Migraine is a severe form of headache. In contrast to the general tension headache migraine is characterized by:
Mange fødemidler kan udløse et
migræneanfald. Oftest er der tale om
rødvin, kaffe, ost eller chokolade.
Der der dog meget store forskelle
fra person til person.
An attack lasts between 4 and 72 hours.
The headache is severe, unilateral, pulsating (pounding) or is getting worse by physical activity.
There is sensitivity to light and sound with nausea or vomiting.
Migraine is a common disease. 25% of women and almost 10% of men will experience migraine attacks throughout their lives. Migraine usually starts in puberty and attacks become more frequent until 40-50 years of age, after which they again become rarer.
Migraine is divided into two types: Common migraine and migraine with aura. Aura is the term used to describe a range of symptoms that occur up to one hour before a migraine attack. These symptoms also last under an hour, usually 10-30 minutes. When the aura symptoms are gone and the headache begins, the two migraine types are alike.
Causes of Migraines
The exact cause of migraine is is not known but for migraine with aura is has been documented that the brain blood vessels contract during the aura phase and expand during the headache phase. This is used in the treatment of migraine. In the vast majority (around 80%) migraine is hereditary, but besides also a wide array of external factors that can trigger an attack:
Disruptions of sleep patterns.
Food products (cheese, chocolate, coffee, red wine).
Menstrual and other hormonal disorders.
However, it is individual from person to person, what triggers a migraine attack.
Symptoms of migraine
Before an attack (with or without aura), the patient might have symptoms that signal that an attack is underway. This may for example be hunger, urge to yawn, tiredness, restlessness or crying. In addition, the following symptoms appear during aura and headache:
Common for these symptoms is that they are moving across parts of the body. This has also given the name migraine to the disease (migrate = to move)
Visual disturbances. This is by far the most common aura symptom, and it appears as a small flickering area in the middle of the field of vision, which slowly spreads to one side as a semicircle. Within the half circle, there is a blind area. When the circle reaches the edge of the field of vision, the sight returns. The symptom can be quite intimidating if you do not know what this is about, but it is completely harmless.
Sensory disturbances. These usually start in the face or in a hand or finger and then spread across the face or an arm and disappear by turning into visual disturbances after approx. twenty minutes.
Other disorders.

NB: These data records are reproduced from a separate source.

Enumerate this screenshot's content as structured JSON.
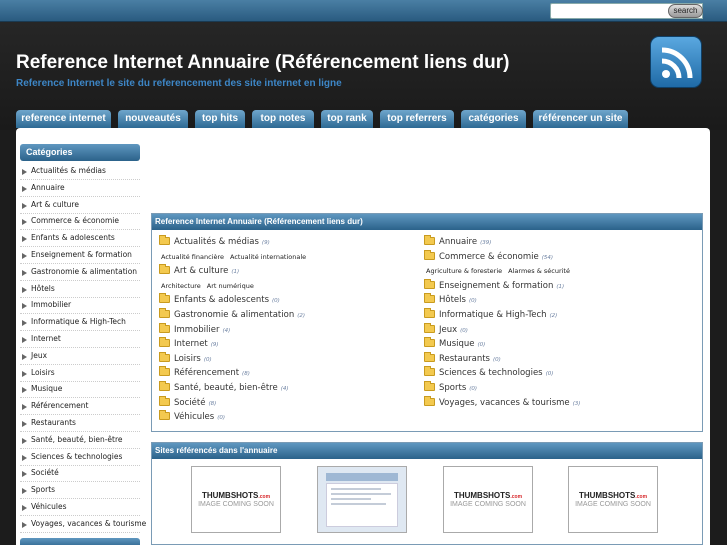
{
  "search": {
    "placeholder": "",
    "button_label": "search"
  },
  "header": {
    "title": "Reference Internet Annuaire (Référencement liens dur)",
    "subtitle": "Reference Internet le site du referencement des site internet en ligne"
  },
  "tabs": [
    "reference internet",
    "nouveautés",
    "top hits",
    "top notes",
    "top rank",
    "top referrers",
    "catégories",
    "référencer un site"
  ],
  "sidebar": {
    "title": "Catégories",
    "items": [
      "Actualités & médias",
      "Annuaire",
      "Art & culture",
      "Commerce & économie",
      "Enfants & adolescents",
      "Enseignement & formation",
      "Gastronomie & alimentation",
      "Hôtels",
      "Immobilier",
      "Informatique & High-Tech",
      "Internet",
      "Jeux",
      "Loisirs",
      "Musique",
      "Référencement",
      "Restaurants",
      "Santé, beauté, bien-être",
      "Sciences & technologies",
      "Société",
      "Sports",
      "Véhicules",
      "Voyages, vacances & tourisme"
    ]
  },
  "directory": {
    "title": "Reference Internet Annuaire (Référencement liens dur)",
    "left": [
      {
        "name": "Actualités & médias",
        "count": "(9)",
        "subs": [
          "Actualité financière",
          "Actualité internationale"
        ]
      },
      {
        "name": "Art & culture",
        "count": "(1)",
        "subs": [
          "Architecture",
          "Art numérique"
        ]
      },
      {
        "name": "Enfants & adolescents",
        "count": "(0)"
      },
      {
        "name": "Gastronomie & alimentation",
        "count": "(2)"
      },
      {
        "name": "Immobilier",
        "count": "(4)"
      },
      {
        "name": "Internet",
        "count": "(9)"
      },
      {
        "name": "Loisirs",
        "count": "(0)"
      },
      {
        "name": "Référencement",
        "count": "(8)"
      },
      {
        "name": "Santé, beauté, bien-être",
        "count": "(4)"
      },
      {
        "name": "Société",
        "count": "(8)"
      },
      {
        "name": "Véhicules",
        "count": "(0)"
      }
    ],
    "right": [
      {
        "name": "Annuaire",
        "count": "(39)"
      },
      {
        "name": "Commerce & économie",
        "count": "(54)",
        "subs": [
          "Agriculture & foresterie",
          "Alarmes & sécurité"
        ]
      },
      {
        "name": "Enseignement & formation",
        "count": "(1)"
      },
      {
        "name": "Hôtels",
        "count": "(0)"
      },
      {
        "name": "Informatique & High-Tech",
        "count": "(2)"
      },
      {
        "name": "Jeux",
        "count": "(0)"
      },
      {
        "name": "Musique",
        "count": "(0)"
      },
      {
        "name": "Restaurants",
        "count": "(0)"
      },
      {
        "name": "Sciences & technologies",
        "count": "(0)"
      },
      {
        "name": "Sports",
        "count": "(0)"
      },
      {
        "name": "Voyages, vacances & tourisme",
        "count": "(3)"
      }
    ]
  },
  "sites": {
    "title": "Sites référencés dans l'annuaire",
    "thumb_brand": "THUMBSHOTS",
    "thumb_brand_suffix": ".com",
    "thumb_text": "IMAGE COMING SOON",
    "thumbs": [
      "placeholder",
      "screenshot",
      "placeholder",
      "placeholder"
    ]
  },
  "colors": {
    "accent": "#2b628a",
    "link": "#3d86c6",
    "background": "#1c1c1c"
  },
  "icons": {
    "rss": "rss-feed-icon",
    "folder": "folder-icon",
    "arrow": "arrow-right-icon"
  }
}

This may be the paralysis of an arm or a leg or difficulty speaking. In older people these symptoms can also be signs of stroke.

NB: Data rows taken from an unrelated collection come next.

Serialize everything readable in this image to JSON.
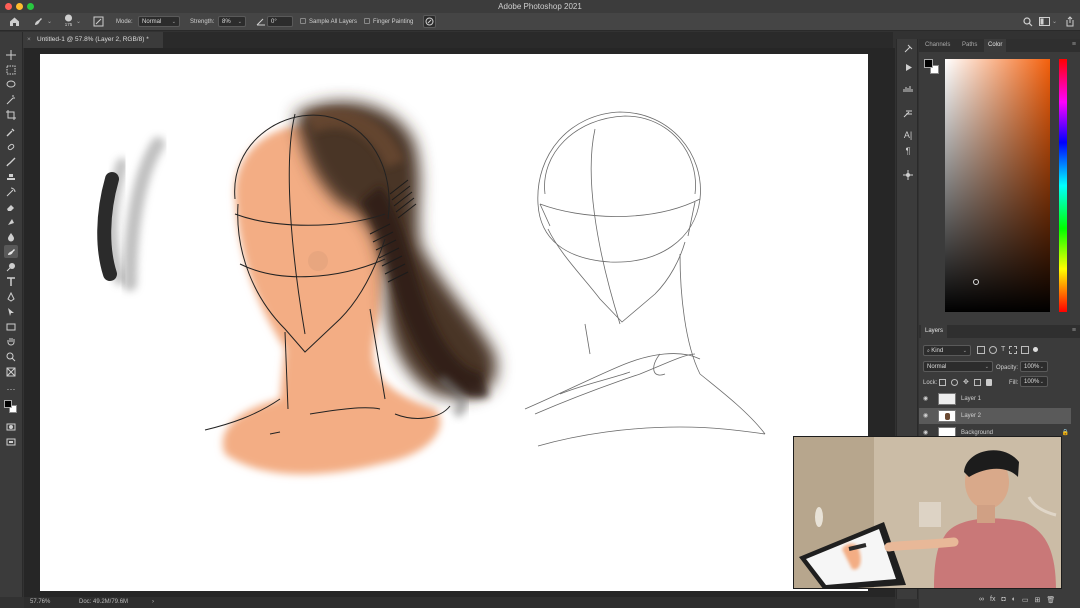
{
  "window": {
    "title": "Adobe Photoshop 2021"
  },
  "options_bar": {
    "brush_size": "175",
    "mode_label": "Mode:",
    "mode_value": "Normal",
    "strength_label": "Strength:",
    "strength_value": "8%",
    "angle_value": "0°",
    "sample_all_layers_label": "Sample All Layers",
    "finger_painting_label": "Finger Painting"
  },
  "document": {
    "tab_label": "Untitled-1 @ 57.8% (Layer 2, RGB/8) *"
  },
  "status": {
    "zoom": "57.76%",
    "doc_info": "Doc: 49.2M/79.6M"
  },
  "panels": {
    "color_tabs": [
      "Channels",
      "Paths",
      "Color"
    ],
    "active_color_tab": "Color",
    "color_picker": {
      "base_hue": "#f4600c",
      "foreground": "#000000",
      "background": "#ffffff"
    },
    "layers": {
      "title": "Layers",
      "filter_label": "Kind",
      "blend_mode": "Normal",
      "opacity_label": "Opacity:",
      "opacity_value": "100%",
      "lock_label": "Lock:",
      "fill_label": "Fill:",
      "fill_value": "100%",
      "items": [
        {
          "name": "Layer 1"
        },
        {
          "name": "Layer 2"
        },
        {
          "name": "Background"
        }
      ]
    }
  },
  "colors": {
    "skin": "#f3ad84",
    "hair": "#4a3526",
    "accent": "#f4600c"
  }
}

Headache symptoms (both in migraine with and without aura)
Severe headache, usually on one side of the head.
The headache is usually pulsating/pounding.

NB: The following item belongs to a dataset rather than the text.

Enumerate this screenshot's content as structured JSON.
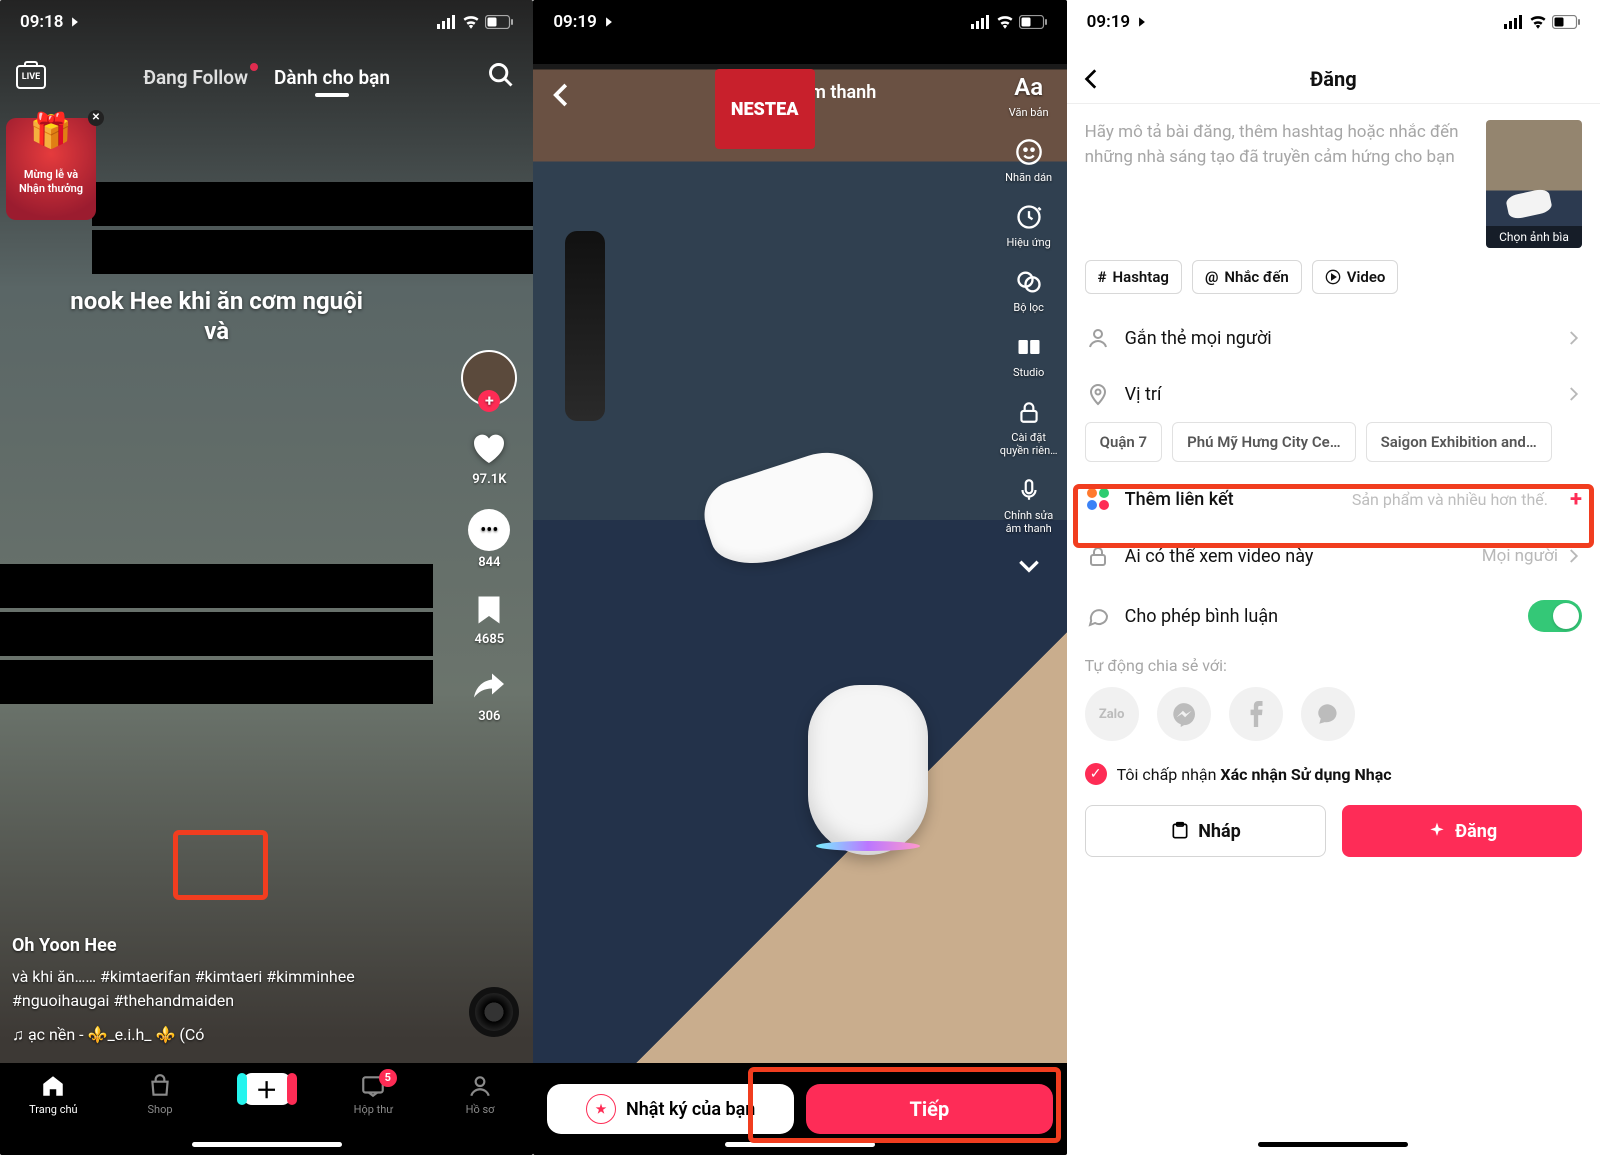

Aggravation from movement and physical activity.
Hypersensitivity to light and sound (to lie silently in a dark room is usually most comfortable).
Nausea, vomiting or diarrhea.
In migraine with aura the attacks are rarer, often occurring only a few times a year. Here the headache is also often more powerful than is the case in migraine without aura.
Common migraine is more frequent. Up to several attacks a month is not uncommon.
Precautions and diagnosis
If headache cannot be remedied with ordinary headache medication it might be migraine. You should contact your doctor, who can usually make the diagnosis based on typical symptoms. Patients might identify the causes leading to attacks and avoid them. A headache/migraine diary where you write about attacks and what you were doing or consuming in the run-up to an attack might be a very useful tool to avoid or limit migraine attacks. Contraceptive pills can also trigger migraine attacks. It is important to remember that migraine is not a dangerous condition despite its unpleasant character.
Treatment of migraine
The treatment of migraine consists of two things, attack treatment and prevention of new attacks.
For migraine without aura, attacks can sometimes be treated with common pain killer, such as Panodil, Aspirin or nausea medication. Otherwise, the most common treatment is vascular contracting medication. There are many different types, and perhaps different types should be tested to obtain the best result. However, caution must prevail and the medication only taken in consultation with a doctor as the treatment itself might lead to severe headache if taken too frequently or in too larges doses.
If you have more than two attacks per month, and if attacks are so powerful that they are debilitating preventive treatment might become necessary. This may for example be beta-blockers. Preventive treatment should be closely followed by the general practitioner.
Migraine is a volatile and very individual disease but it usually recedes with age.
For more information, read the articles:
Food and migraine
Hormones and migraines